Big Hope presents László Hudák’s photographs
László Hudák was one of the most motivated participants of the project called Inside Out – Photographs of Budapest’s Homeless, initiated by Scottish artist Dominic Hislop, then conceptualised and organised in collaboration with Hungarian artist Miklós Erhardt, in Budapest.
First in the series of further collaboration based projects the two artists signed as Big Hope, Inside Out began in July 1997. Between then and February 1998, around 40 homeless people living in Budapest were given simple colour disposable cameras and invited to take photographs of their everyday experience, in the knowledge that their pictures would later be viewed publicly as part of an exhibition and web site. The participants were approached on a fairly random basis in the city's metro stations and homeless shelters. When the prints were ready we recorded an interview with each photographer about their pictures.
The work was presented in two concurrent exhibitions, one in the the established art context of the Budapest Galéria, the other in the main hall of the largest homeless shelter in Budapest, as well as in many side events, talks, discussions and media appearances. In the following years, mostly due to the related website at www.bighope.hu, a narrower selection of images were invited to a number of international exhibitions*.
With the only brief being to record 'whatever is interesting or important to you in your everyday life' (in the knowledge that it will be publicly exhibited), the participants made their own choices about how to appoach the project and what to include in their pictures. Further, in presenting those pictures alongside a corresponding piece of text taken from the recorded interview about their work (rather than their lives) when the photographs had been processed, participants were free to determine the context (who are the people, where is the place, why is it important) for each picture and so complete the circle of representation. In this way ambiguous or emotional interpretations on the part of the viewer could be avoided and ultimately a connection that located the homeless experience within the broader condition of poverty being experienced by much of Budapest's inhabitants as a result of the political and economic changes could be made.

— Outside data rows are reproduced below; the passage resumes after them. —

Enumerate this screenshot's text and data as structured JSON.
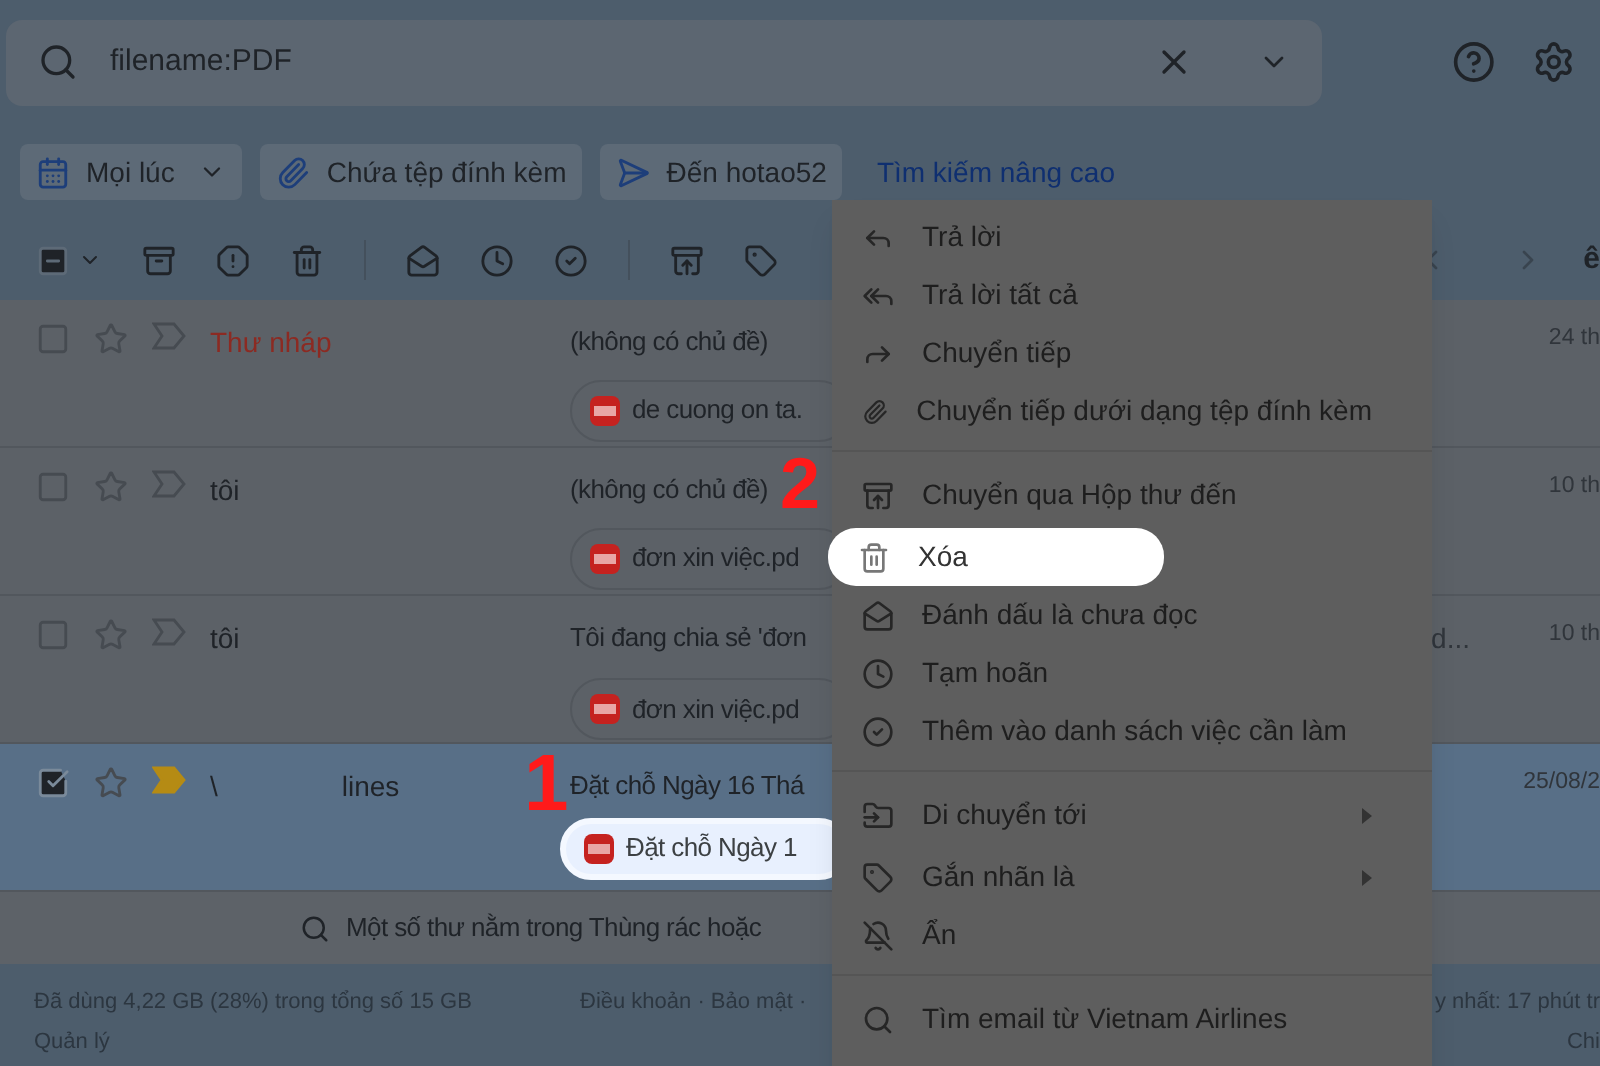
{
  "search": {
    "value": "filename:PDF"
  },
  "chips": [
    {
      "label": "Mọi lúc",
      "dropdown": true
    },
    {
      "label": "Chứa tệp đính kèm",
      "dropdown": false
    },
    {
      "label": "Đến hotao52",
      "dropdown": false
    }
  ],
  "advanced_link": "Tìm kiếm nâng cao",
  "toolbar": {
    "select_all_checked": true,
    "page_text": "ê"
  },
  "rows": [
    {
      "sender": "Thư nháp",
      "sender_extra": "",
      "kind": "draft",
      "subject": "(không có chủ đề)",
      "snippet": "",
      "attachment": "de cuong on ta.",
      "attachment_highlighted": false,
      "date": "24 th",
      "checked": false,
      "important": false
    },
    {
      "sender": "tôi",
      "sender_extra": "",
      "kind": "mail",
      "subject": "(không có chủ đề)",
      "snippet": "",
      "attachment": "đơn xin việc.pd",
      "attachment_highlighted": false,
      "date": "10 th",
      "checked": false,
      "important": false
    },
    {
      "sender": "tôi",
      "sender_extra": "",
      "kind": "mail",
      "subject": "Tôi đang chia sẻ 'đơn",
      "snippet": "d...",
      "attachment": "đơn xin việc.pd",
      "attachment_highlighted": false,
      "date": "10 th",
      "checked": false,
      "important": false
    },
    {
      "sender": "\\",
      "sender_extra": "lines",
      "kind": "mail",
      "subject": "Đặt chỗ Ngày 16 Thá",
      "snippet": "",
      "attachment": "Đặt chỗ Ngày 1",
      "attachment_highlighted": true,
      "date": "25/08/2",
      "checked": true,
      "important": true
    }
  ],
  "notice": "Một số thư nằm trong Thùng rác hoặc",
  "footer": {
    "storage": "Đã dùng 4,22 GB (28%) trong tổng số 15 GB",
    "manage": "Quản lý",
    "links": "Điều khoản · Bảo mật ·",
    "activity": "y nhất: 17 phút tr",
    "details": "Chi"
  },
  "menu": [
    {
      "label": "Trả lời",
      "highlighted": false,
      "submenu": false,
      "divider_before": false
    },
    {
      "label": "Trả lời tất cả",
      "highlighted": false,
      "submenu": false,
      "divider_before": false
    },
    {
      "label": "Chuyển tiếp",
      "highlighted": false,
      "submenu": false,
      "divider_before": false
    },
    {
      "label": "Chuyển tiếp dưới dạng tệp đính kèm",
      "highlighted": false,
      "submenu": false,
      "divider_before": false
    },
    {
      "label": "Chuyển qua Hộp thư đến",
      "highlighted": false,
      "submenu": false,
      "divider_before": true
    },
    {
      "label": "Xóa",
      "highlighted": true,
      "submenu": false,
      "divider_before": false
    },
    {
      "label": "Đánh dấu là chưa đọc",
      "highlighted": false,
      "submenu": false,
      "divider_before": false
    },
    {
      "label": "Tạm hoãn",
      "highlighted": false,
      "submenu": false,
      "divider_before": false
    },
    {
      "label": "Thêm vào danh sách việc cần làm",
      "highlighted": false,
      "submenu": false,
      "divider_before": false
    },
    {
      "label": "Di chuyển tới",
      "highlighted": false,
      "submenu": true,
      "divider_before": true
    },
    {
      "label": "Gắn nhãn là",
      "highlighted": false,
      "submenu": true,
      "divider_before": false
    },
    {
      "label": "Ẩn",
      "highlighted": false,
      "submenu": false,
      "divider_before": false
    },
    {
      "label": "Tìm email từ Vietnam Airlines",
      "highlighted": false,
      "submenu": false,
      "divider_before": true
    }
  ],
  "annotations": [
    {
      "label": "1"
    },
    {
      "label": "2"
    }
  ]
}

The lively and colourful results of the project contrasted with photodocumentary's gritty black and white tradition of 'no comment' aestheticizations of poverty. Such emotive images deprive the 'fallen' subject of any context to their life and identity beyond stereotypical notions of the shameful condition of homelessness and evoke a sense of helpless sympathy in the viewer. The Inside Out project challenges the viewers' liberal instincts to feel this self satisfied sympathy. Instead of being a collection of stereotypical homeless images of old men sad and begging they often capture people using the camera as most 'ordinary' people do, proudly showing off, having fun with their friends and children, and documenting unusual or amusing sights. There were many different approaches. Some people chose to take it upon themselves to document homelessness as a journalist might, going round, sneaking up to people sleeping on benches and taking their photo. Others doing something similar were more aware of the ethics of taking a stranger's photograph and mentioned in their comments that they asked permission, gave some money or a sandwich before taking their picture. Some took the opportunity to take pictures of their children, friends, girlfriends, boyfriends, fooling around. Some used the camera more seriously, taking pictures only of objects that had some poetic, metaphorical meaning for them.
László Hudák is a prominent example of this kind of poetic-documentary
attitude even though in his series of photos we can find illustrations
for all the variety of the above mentioned approaches: reality snapshots
are mixed with intimate quasi-traditional sociographic photographs, in
cases going as far as ‘staging’ the characters to communicate the message
more effectively. The comments he gave to his photos could stand alone
with their heroic narrative on homeless life. This narrative and his genuine
fight with his material to go as close to reality as possible, makes his
work one of the most symbolic individual contributions to the Inside Out
* In 1999, it was part of the ‘Kunst der neunziger Jahre in Ungarn’
(Hungarian Art from the Nineties) exhibition at the Akademie der Künstler
in Berlin and was shown in Aarhus, Denmark at IMAGE photographic gallery.
It was part of the 'After the Wall: Art and Culture in post-Communist Europe'
exhibition which opened at the Moderna Museet in Stockholm in 1999 and
later toured to Budapest and Berlin in 2000. It was included in 'Cooperativ',
in Ulm, Germany at Stadthaus Ulm in July 2000.